Copy out all the entries shown below, exactly as they appear.

Records contained in a dataset
+ + + +

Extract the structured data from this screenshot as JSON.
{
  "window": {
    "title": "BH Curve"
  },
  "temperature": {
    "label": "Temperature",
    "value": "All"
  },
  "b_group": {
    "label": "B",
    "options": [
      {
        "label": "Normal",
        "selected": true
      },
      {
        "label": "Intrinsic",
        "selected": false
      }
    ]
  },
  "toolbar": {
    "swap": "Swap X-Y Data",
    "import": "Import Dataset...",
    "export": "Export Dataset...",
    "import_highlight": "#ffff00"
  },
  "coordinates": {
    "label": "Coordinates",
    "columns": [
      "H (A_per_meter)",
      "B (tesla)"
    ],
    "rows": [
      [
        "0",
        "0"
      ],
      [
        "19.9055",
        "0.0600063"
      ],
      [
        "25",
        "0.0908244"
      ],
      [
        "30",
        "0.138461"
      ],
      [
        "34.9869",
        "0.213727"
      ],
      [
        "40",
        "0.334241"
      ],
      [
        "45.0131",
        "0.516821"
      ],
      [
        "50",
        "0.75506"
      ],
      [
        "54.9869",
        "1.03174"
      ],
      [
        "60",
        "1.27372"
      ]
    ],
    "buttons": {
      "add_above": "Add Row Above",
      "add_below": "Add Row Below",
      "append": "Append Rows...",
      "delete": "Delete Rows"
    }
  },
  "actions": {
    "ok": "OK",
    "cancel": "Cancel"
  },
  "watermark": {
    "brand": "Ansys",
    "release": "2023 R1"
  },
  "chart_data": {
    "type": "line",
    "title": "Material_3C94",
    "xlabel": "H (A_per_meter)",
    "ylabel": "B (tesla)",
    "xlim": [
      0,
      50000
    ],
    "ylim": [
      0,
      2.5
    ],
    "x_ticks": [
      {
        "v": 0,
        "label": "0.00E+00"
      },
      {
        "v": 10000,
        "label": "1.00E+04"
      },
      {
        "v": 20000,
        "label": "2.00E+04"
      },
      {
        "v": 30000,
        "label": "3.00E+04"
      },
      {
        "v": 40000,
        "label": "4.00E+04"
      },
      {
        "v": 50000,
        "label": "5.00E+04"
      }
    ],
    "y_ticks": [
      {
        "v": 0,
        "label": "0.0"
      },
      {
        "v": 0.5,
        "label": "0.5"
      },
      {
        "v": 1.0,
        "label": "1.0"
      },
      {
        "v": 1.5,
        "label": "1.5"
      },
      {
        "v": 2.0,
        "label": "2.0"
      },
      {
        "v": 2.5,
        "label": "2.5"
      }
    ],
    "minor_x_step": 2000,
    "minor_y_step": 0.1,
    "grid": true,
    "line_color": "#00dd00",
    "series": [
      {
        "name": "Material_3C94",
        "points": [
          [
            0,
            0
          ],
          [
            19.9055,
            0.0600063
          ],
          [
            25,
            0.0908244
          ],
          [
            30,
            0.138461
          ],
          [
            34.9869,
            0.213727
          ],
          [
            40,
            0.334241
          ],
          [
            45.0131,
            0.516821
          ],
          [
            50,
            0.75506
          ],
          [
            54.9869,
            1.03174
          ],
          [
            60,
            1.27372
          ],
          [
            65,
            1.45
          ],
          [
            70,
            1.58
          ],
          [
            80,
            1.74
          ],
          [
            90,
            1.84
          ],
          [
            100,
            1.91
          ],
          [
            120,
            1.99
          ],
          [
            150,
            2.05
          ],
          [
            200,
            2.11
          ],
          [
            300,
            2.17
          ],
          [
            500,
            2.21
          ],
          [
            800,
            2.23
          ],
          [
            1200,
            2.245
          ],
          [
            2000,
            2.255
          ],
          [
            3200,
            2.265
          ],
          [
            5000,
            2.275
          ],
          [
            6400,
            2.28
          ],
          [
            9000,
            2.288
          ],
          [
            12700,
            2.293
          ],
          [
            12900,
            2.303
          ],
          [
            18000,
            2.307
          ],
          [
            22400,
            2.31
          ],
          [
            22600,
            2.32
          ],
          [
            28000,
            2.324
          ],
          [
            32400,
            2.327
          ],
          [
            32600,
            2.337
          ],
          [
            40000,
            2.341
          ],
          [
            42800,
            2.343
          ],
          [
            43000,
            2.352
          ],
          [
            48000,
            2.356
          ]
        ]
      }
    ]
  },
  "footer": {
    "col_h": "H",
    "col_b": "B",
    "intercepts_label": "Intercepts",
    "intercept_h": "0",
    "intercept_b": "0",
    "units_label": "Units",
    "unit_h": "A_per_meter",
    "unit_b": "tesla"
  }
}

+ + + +

ANSWER SECTION.
Extract the structured data from this screenshot as JSON.
{
  "window": {
    "title": "BH Curve"
  },
  "temperature": {
    "label": "Temperature",
    "value": "All"
  },
  "b_group": {
    "label": "B",
    "options": [
      {
        "label": "Normal",
        "selected": true
      },
      {
        "label": "Intrinsic",
        "selected": false
      }
    ]
  },
  "toolbar": {
    "swap": "Swap X-Y Data",
    "import": "Import Dataset...",
    "export": "Export Dataset...",
    "import_highlight": "#ffff00"
  },
  "coordinates": {
    "label": "Coordinates",
    "columns": [
      "H (A_per_meter)",
      "B (tesla)"
    ],
    "rows": [
      [
        "0",
        "0"
      ],
      [
        "19.9055",
        "0.0600063"
      ],
      [
        "25",
        "0.0908244"
      ],
      [
        "30",
        "0.138461"
      ],
      [
        "34.9869",
        "0.213727"
      ],
      [
        "40",
        "0.334241"
      ],
      [
        "45.0131",
        "0.516821"
      ],
      [
        "50",
        "0.75506"
      ],
      [
        "54.9869",
        "1.03174"
      ],
      [
        "60",
        "1.27372"
      ]
    ],
    "buttons": {
      "add_above": "Add Row Above",
      "add_below": "Add Row Below",
      "append": "Append Rows...",
      "delete": "Delete Rows"
    }
  },
  "actions": {
    "ok": "OK",
    "cancel": "Cancel"
  },
  "watermark": {
    "brand": "Ansys",
    "release": "2023 R1"
  },
  "chart_data": {
    "type": "line",
    "title": "Material_3C94",
    "xlabel": "H (A_per_meter)",
    "ylabel": "B (tesla)",
    "xlim": [
      0,
      50000
    ],
    "ylim": [
      0,
      2.5
    ],
    "x_ticks": [
      {
        "v": 0,
        "label": "0.00E+00"
      },
      {
        "v": 10000,
        "label": "1.00E+04"
      },
      {
        "v": 20000,
        "label": "2.00E+04"
      },
      {
        "v": 30000,
        "label": "3.00E+04"
      },
      {
        "v": 40000,
        "label": "4.00E+04"
      },
      {
        "v": 50000,
        "label": "5.00E+04"
      }
    ],
    "y_ticks": [
      {
        "v": 0,
        "label": "0.0"
      },
      {
        "v": 0.5,
        "label": "0.5"
      },
      {
        "v": 1.0,
        "label": "1.0"
      },
      {
        "v": 1.5,
        "label": "1.5"
      },
      {
        "v": 2.0,
        "label": "2.0"
      },
      {
        "v": 2.5,
        "label": "2.5"
      }
    ],
    "minor_x_step": 2000,
    "minor_y_step": 0.1,
    "grid": true,
    "line_color": "#00dd00",
    "series": [
      {
        "name": "Material_3C94",
        "points": [
          [
            0,
            0
          ],
          [
            19.9055,
            0.0600063
          ],
          [
            25,
            0.0908244
          ],
          [
            30,
            0.138461
          ],
          [
            34.9869,
            0.213727
          ],
          [
            40,
            0.334241
          ],
          [
            45.0131,
            0.516821
          ],
          [
            50,
            0.75506
          ],
          [
            54.9869,
            1.03174
          ],
          [
            60,
            1.27372
          ],
          [
            65,
            1.45
          ],
          [
            70,
            1.58
          ],
          [
            80,
            1.74
          ],
          [
            90,
            1.84
          ],
          [
            100,
            1.91
          ],
          [
            120,
            1.99
          ],
          [
            150,
            2.05
          ],
          [
            200,
            2.11
          ],
          [
            300,
            2.17
          ],
          [
            500,
            2.21
          ],
          [
            800,
            2.23
          ],
          [
            1200,
            2.245
          ],
          [
            2000,
            2.255
          ],
          [
            3200,
            2.265
          ],
          [
            5000,
            2.275
          ],
          [
            6400,
            2.28
          ],
          [
            9000,
            2.288
          ],
          [
            12700,
            2.293
          ],
          [
            12900,
            2.303
          ],
          [
            18000,
            2.307
          ],
          [
            22400,
            2.31
          ],
          [
            22600,
            2.32
          ],
          [
            28000,
            2.324
          ],
          [
            32400,
            2.327
          ],
          [
            32600,
            2.337
          ],
          [
            40000,
            2.341
          ],
          [
            42800,
            2.343
          ],
          [
            43000,
            2.352
          ],
          [
            48000,
            2.356
          ]
        ]
      }
    ]
  },
  "footer": {
    "col_h": "H",
    "col_b": "B",
    "intercepts_label": "Intercepts",
    "intercept_h": "0",
    "intercept_b": "0",
    "units_label": "Units",
    "unit_h": "A_per_meter",
    "unit_b": "tesla"
  }
}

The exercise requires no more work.